By Lucas Walters
As people around the world try to acclimate to a new “normal”, questions sometimes swirl through our heads, even throughout times that used to be relaxing. It’s a stressful time to say the least. With that, one might assume that interpersonal conflict would abound as people become more irritable with the stress of the situation. It seems, however, as if a different dynamic is beginning to materialize.
Upon interviewing a few Upper School students here at Oak Hall, I noticed an odd detail. The goal of interviewing these students was to be able to gauge attitudes surrounding online learning and in-person learning. In seeking this information, I came to the realization that none of the people I had talked to describe their experience — online or otherwise — as bad. It’s true that during the conversation, they talked of improvements that could be made. For example, many students expressed concerns about the internet connection quality at the school, and the unreliability of the video cameras teachers are using. Those same students also expressed annoyance with the issue of low video quality that makes it hard to see what’s on the board. But for every person that I spoke with, these remarks were prefaced and/or followed by lenience, kindness, and understanding that this situation is a difficult one to navigate.
It seems clear to me that there is a very particular attitude that is emerging. An attitude that is common to a large majority of all of the students. It’s an attitude of lenience, and ability to work with others to try and make the best out of a tough situation. No one that I spoke with told me that everything was going perfectly. Most said that things were going “pretty well” and acknowledged the problems we are currently facing. Issues with device connectivity, choice of online platforms, video quality, and many others were all mentioned. Nobody told me that this meant that the school was responding poorly to the situation, nor that they were responding poorly.
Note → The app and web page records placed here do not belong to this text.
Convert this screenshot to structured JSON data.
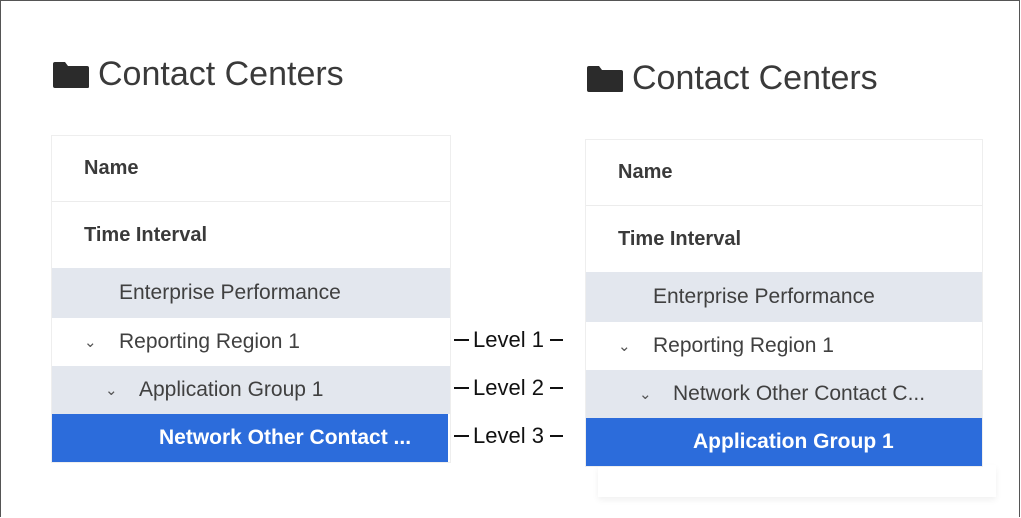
{
  "left_panel": {
    "title": "Contact Centers",
    "header_name": "Name",
    "header_time": "Time Interval",
    "rows": [
      {
        "label": "Enterprise Performance",
        "chevron": ""
      },
      {
        "label": "Reporting Region 1",
        "chevron": "⌄"
      },
      {
        "label": "Application Group 1",
        "chevron": "⌄"
      },
      {
        "label": "Network Other Contact ...",
        "chevron": ""
      }
    ]
  },
  "right_panel": {
    "title": "Contact Centers",
    "header_name": "Name",
    "header_time": "Time Interval",
    "rows": [
      {
        "label": "Enterprise Performance",
        "chevron": ""
      },
      {
        "label": "Reporting Region 1",
        "chevron": "⌄"
      },
      {
        "label": "Network Other Contact C...",
        "chevron": "⌄"
      },
      {
        "label": "Application Group 1",
        "chevron": ""
      }
    ]
  },
  "callouts": [
    "Level 1",
    "Level 2",
    "Level 3"
  ],
  "colors": {
    "selected": "#2c6cdb",
    "row_grey": "#e3e7ee",
    "text": "#404040"
  },
  "icons": {
    "folder": "folder-icon",
    "chevron": "chevron-down-icon"
  }
}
I also took some time to talk to some of the Upper School teachers and get their thoughts regarding the in-person versus online learning dichotomy. These teachers echoed similar concerns as the students, but they were able to extrapolate further on many of the concerns, given that they have a larger pool of students that they hear from regularly. For example, Upper School Spanish teacher Libby Karow noted that many of her students were having “[i]ssues of WiFi quality, connectivity, ability to access some documents,” she said. In addition, Krystal Serrano, Upper School Spanish teacher, mentioned that some of her students were having a “tough time hearing the other students or with the technology glitches that come with doing all classes online.” I feel that many teachers, especially those I spoke with, will be happy to hear the general consensus of lenience and understanding from the student perspective, as many teachers seem to value this response more than the students realize. Upper School history teacher Charles Wharton has faith in the student’s ability and resilience to overcome the hardships they are facing. “Hopefully, [the students] can continue to push through the challenges, as well as have patience with us teachers,” he said. “For teachers, it is not easy to try and connect with both in-person and online students as well as do additional tasks like cleaning desks and supervising lunch or morning duty sometimes,” Wharton continued.
In summary, issues with technology notwithstanding, there is a positive and constructive mood pervading the Oak Hall community, even though times are difficult. “All students still seem to be focused on trying to reach their full potential — I have been impressed by how hard my students are working this year and appreciate their strong efforts,” Wharton noted. Clearly, students remain committed to doing the best they can, as do teachers. Karrow expanded on Wharton’s positive outlook. “It is all possible, it just takes effort, patience, and commitment to make the experience as good as it can be for everyone no matter where they are sitting.”